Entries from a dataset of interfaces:
**********

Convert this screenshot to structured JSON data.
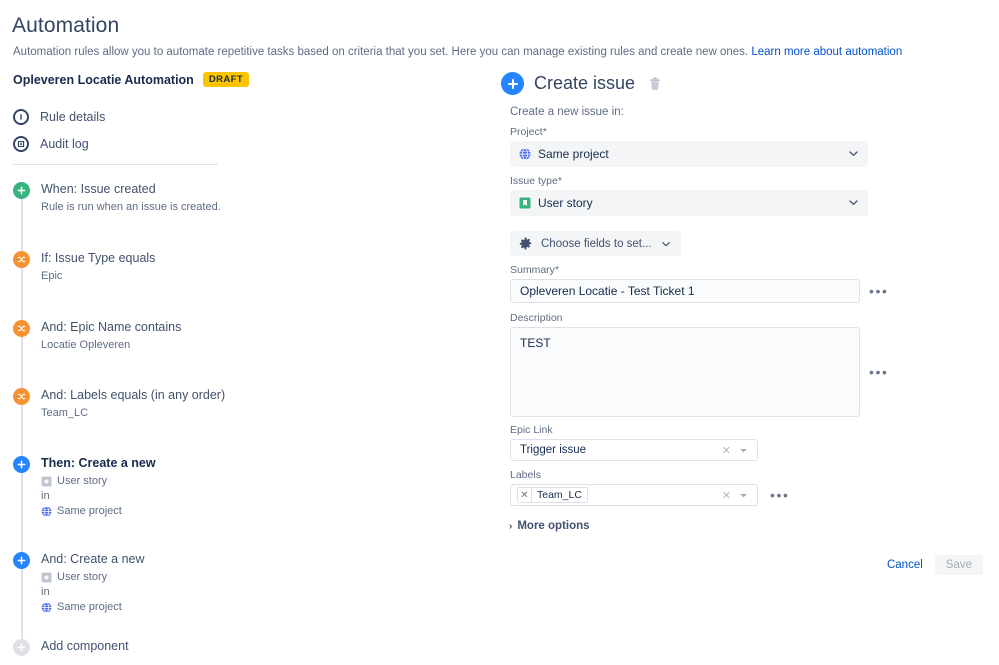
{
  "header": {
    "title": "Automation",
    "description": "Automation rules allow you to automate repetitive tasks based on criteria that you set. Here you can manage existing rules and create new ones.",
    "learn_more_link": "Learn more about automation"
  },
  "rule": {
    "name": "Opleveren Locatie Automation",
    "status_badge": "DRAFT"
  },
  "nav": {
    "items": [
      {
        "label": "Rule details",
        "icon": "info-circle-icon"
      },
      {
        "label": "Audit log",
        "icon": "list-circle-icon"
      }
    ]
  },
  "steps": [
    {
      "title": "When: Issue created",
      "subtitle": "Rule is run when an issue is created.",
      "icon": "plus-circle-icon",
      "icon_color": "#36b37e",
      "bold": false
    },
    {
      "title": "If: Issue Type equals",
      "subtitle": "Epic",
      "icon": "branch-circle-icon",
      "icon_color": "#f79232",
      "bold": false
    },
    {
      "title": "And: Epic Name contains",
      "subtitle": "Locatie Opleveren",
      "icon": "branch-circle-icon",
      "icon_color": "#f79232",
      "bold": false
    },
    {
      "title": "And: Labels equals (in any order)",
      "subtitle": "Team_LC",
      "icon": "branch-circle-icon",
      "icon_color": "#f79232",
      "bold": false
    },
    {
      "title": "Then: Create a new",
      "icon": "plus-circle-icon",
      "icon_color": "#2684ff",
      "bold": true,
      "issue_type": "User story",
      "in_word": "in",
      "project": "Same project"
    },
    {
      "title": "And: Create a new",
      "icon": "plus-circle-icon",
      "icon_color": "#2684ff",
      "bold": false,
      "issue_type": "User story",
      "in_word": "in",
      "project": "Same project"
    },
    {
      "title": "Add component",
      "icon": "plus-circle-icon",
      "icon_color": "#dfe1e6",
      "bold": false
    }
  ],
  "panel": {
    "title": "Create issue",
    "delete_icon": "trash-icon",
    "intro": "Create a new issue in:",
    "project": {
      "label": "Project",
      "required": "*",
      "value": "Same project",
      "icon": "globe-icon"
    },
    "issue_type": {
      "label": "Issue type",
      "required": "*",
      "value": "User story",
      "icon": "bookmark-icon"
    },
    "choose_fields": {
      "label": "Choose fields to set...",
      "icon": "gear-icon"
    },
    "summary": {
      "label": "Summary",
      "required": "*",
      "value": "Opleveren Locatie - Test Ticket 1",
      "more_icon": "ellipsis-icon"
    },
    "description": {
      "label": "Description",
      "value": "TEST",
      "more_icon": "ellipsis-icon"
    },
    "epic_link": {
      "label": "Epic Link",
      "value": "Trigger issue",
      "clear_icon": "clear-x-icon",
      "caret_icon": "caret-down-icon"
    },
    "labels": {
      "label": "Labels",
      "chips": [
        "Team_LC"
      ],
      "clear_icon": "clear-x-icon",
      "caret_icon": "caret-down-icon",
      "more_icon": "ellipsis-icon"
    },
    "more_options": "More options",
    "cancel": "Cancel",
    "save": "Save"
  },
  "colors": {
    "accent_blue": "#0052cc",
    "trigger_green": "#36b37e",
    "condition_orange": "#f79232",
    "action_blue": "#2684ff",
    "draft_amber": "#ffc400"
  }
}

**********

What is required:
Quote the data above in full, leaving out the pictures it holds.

Response to the exercise:
Convert this screenshot to structured JSON data.
{
  "header": {
    "title": "Automation",
    "description": "Automation rules allow you to automate repetitive tasks based on criteria that you set. Here you can manage existing rules and create new ones.",
    "learn_more_link": "Learn more about automation"
  },
  "rule": {
    "name": "Opleveren Locatie Automation",
    "status_badge": "DRAFT"
  },
  "nav": {
    "items": [
      {
        "label": "Rule details",
        "icon": "info-circle-icon"
      },
      {
        "label": "Audit log",
        "icon": "list-circle-icon"
      }
    ]
  },
  "steps": [
    {
      "title": "When: Issue created",
      "subtitle": "Rule is run when an issue is created.",
      "icon": "plus-circle-icon",
      "icon_color": "#36b37e",
      "bold": false
    },
    {
      "title": "If: Issue Type equals",
      "subtitle": "Epic",
      "icon": "branch-circle-icon",
      "icon_color": "#f79232",
      "bold": false
    },
    {
      "title": "And: Epic Name contains",
      "subtitle": "Locatie Opleveren",
      "icon": "branch-circle-icon",
      "icon_color": "#f79232",
      "bold": false
    },
    {
      "title": "And: Labels equals (in any order)",
      "subtitle": "Team_LC",
      "icon": "branch-circle-icon",
      "icon_color": "#f79232",
      "bold": false
    },
    {
      "title": "Then: Create a new",
      "icon": "plus-circle-icon",
      "icon_color": "#2684ff",
      "bold": true,
      "issue_type": "User story",
      "in_word": "in",
      "project": "Same project"
    },
    {
      "title": "And: Create a new",
      "icon": "plus-circle-icon",
      "icon_color": "#2684ff",
      "bold": false,
      "issue_type": "User story",
      "in_word": "in",
      "project": "Same project"
    },
    {
      "title": "Add component",
      "icon": "plus-circle-icon",
      "icon_color": "#dfe1e6",
      "bold": false
    }
  ],
  "panel": {
    "title": "Create issue",
    "delete_icon": "trash-icon",
    "intro": "Create a new issue in:",
    "project": {
      "label": "Project",
      "required": "*",
      "value": "Same project",
      "icon": "globe-icon"
    },
    "issue_type": {
      "label": "Issue type",
      "required": "*",
      "value": "User story",
      "icon": "bookmark-icon"
    },
    "choose_fields": {
      "label": "Choose fields to set...",
      "icon": "gear-icon"
    },
    "summary": {
      "label": "Summary",
      "required": "*",
      "value": "Opleveren Locatie - Test Ticket 1",
      "more_icon": "ellipsis-icon"
    },
    "description": {
      "label": "Description",
      "value": "TEST",
      "more_icon": "ellipsis-icon"
    },
    "epic_link": {
      "label": "Epic Link",
      "value": "Trigger issue",
      "clear_icon": "clear-x-icon",
      "caret_icon": "caret-down-icon"
    },
    "labels": {
      "label": "Labels",
      "chips": [
        "Team_LC"
      ],
      "clear_icon": "clear-x-icon",
      "caret_icon": "caret-down-icon",
      "more_icon": "ellipsis-icon"
    },
    "more_options": "More options",
    "cancel": "Cancel",
    "save": "Save"
  },
  "colors": {
    "accent_blue": "#0052cc",
    "trigger_green": "#36b37e",
    "condition_orange": "#f79232",
    "action_blue": "#2684ff",
    "draft_amber": "#ffc400"
  }
}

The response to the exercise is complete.